Eleven members of the clergy in the Vancouver-based diocese of New Westminster on April 21 resigned due to theological conflicts with the diocese and Bishop Michael Ingham, but said they intend to continue their parish ministry under the jurisdiction of an Anglican province in South America.
The nine priests and two deacons, in a letter to Bishop Ingham, said “it is our intention to remain members of the Anglican church” but “we cannot continue the Anglican ministry to which we were ordained under your jurisdiction.”
In 2002, New Westminster voted to allow blessing ceremonies for same-sex couples and the statement said the diocese “has departed from historic, orthodox Anglican teaching and practice.”
The clergy said they “hereby relinquish the licences (to minister) we hold from the bishop of New Westminster. Each of us will receive a licence to continue our present parish ministries from Bishop Donald Harvey, who … is under the jurisdiction of the primate (senior archbishop) of the Southern Cone.” The clergy served at four diocese of New Westminster parishes and two Anglican Network in Canada parishes.
Bishop Harvey, who relinquished his ministry from the Canadian church last November, joined the province of the Southern Cone (which consists of the southern part of South America) under Archbishop Gregory Venables.
“In this way, we will be able to continue our Anglican ministry within the Anglican church, under the jurisdiction of and in communion with those who remain faithful to historic, orthodox Anglicanism and as part of the Anglican Communion worldwide,” the statement said.
The clergy were responding to a letter sent them in February by Bishop Ingham, stating that they had abandoned their ministry within the Anglican Church of Canada; the letter gave them 60 days to respond. The deadline was April 21. Bishop Ingham was on retreat and not available for comment.
The six parishes in February joined the Anglican Network in Canada, a theologically-conservative group of churches led by Bishop Harvey.

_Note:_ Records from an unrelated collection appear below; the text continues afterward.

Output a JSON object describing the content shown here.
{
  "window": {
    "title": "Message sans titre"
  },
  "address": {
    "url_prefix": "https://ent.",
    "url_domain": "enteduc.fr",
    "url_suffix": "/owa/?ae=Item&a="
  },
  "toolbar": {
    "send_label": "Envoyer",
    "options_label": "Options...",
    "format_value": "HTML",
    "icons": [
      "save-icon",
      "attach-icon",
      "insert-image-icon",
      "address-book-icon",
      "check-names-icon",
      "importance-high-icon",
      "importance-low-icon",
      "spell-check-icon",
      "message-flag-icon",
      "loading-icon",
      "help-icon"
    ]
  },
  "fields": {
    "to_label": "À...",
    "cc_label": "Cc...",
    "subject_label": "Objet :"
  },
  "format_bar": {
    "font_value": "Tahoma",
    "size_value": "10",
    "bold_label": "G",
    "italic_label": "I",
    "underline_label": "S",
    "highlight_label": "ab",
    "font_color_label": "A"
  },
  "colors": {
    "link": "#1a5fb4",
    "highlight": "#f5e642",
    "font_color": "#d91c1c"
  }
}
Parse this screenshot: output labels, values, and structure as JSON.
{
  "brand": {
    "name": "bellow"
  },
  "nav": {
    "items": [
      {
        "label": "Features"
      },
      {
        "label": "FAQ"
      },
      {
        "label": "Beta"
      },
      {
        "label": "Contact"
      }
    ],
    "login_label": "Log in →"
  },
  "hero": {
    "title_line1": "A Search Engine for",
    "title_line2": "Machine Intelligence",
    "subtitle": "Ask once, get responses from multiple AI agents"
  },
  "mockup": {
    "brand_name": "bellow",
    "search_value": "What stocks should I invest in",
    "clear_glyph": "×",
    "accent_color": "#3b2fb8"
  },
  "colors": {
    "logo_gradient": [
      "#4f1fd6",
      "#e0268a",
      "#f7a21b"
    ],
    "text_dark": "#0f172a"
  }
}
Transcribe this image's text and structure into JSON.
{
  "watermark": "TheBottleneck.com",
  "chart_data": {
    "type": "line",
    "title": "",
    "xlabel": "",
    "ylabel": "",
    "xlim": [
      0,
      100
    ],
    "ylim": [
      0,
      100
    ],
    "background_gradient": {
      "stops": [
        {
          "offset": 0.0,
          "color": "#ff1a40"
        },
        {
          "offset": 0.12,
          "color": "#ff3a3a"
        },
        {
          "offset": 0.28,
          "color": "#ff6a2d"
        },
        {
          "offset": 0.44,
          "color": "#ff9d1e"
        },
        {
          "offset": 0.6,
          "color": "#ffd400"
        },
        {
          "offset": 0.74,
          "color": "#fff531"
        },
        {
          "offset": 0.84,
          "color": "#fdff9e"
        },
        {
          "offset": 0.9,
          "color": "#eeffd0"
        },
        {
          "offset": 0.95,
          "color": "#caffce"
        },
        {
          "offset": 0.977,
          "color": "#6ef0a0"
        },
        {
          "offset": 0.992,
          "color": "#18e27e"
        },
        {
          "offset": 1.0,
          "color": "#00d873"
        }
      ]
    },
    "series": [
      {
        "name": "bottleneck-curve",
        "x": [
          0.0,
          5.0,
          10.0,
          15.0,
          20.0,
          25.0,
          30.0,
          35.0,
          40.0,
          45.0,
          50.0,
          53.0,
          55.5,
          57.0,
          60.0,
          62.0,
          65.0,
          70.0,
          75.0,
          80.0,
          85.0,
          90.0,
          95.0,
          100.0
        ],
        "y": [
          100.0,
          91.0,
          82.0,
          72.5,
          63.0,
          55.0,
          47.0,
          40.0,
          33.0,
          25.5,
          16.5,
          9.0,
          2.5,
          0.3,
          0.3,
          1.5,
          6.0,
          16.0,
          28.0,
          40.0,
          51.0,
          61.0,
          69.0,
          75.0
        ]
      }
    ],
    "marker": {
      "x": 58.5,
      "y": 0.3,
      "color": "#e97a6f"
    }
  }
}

A network spokesperson, Cheryl Chang, confirmed that the New Westminster clergy intend to remain in their parish buildings, along with their congregations – a move that may prompt legal action from the diocese. Ms. Chang and diocesan communications officer Neale Adams said no lawsuit has been filed. The dioceses of Niagara and British Columbia have been involved in civil court cases concerning property ownership issues and access to parishes that have voted to break away.
In 2002, eight of the 80 parishes in New Westminster left the synod, or governing convention, that approved same-sex blessings; they also stopped paying assessments to the diocese and began processing their own payroll for clergy and staff. A year ago, due to a technical computer system issue at the national pension office in Toronto, the diocese agreed to process their payroll again, but the arrangement ends at the end of April and the churches “will be paying (their) own clergy,” said Ms. Chang.
(Editor’s note: The fourth paragraph of this story has revised for clarity.)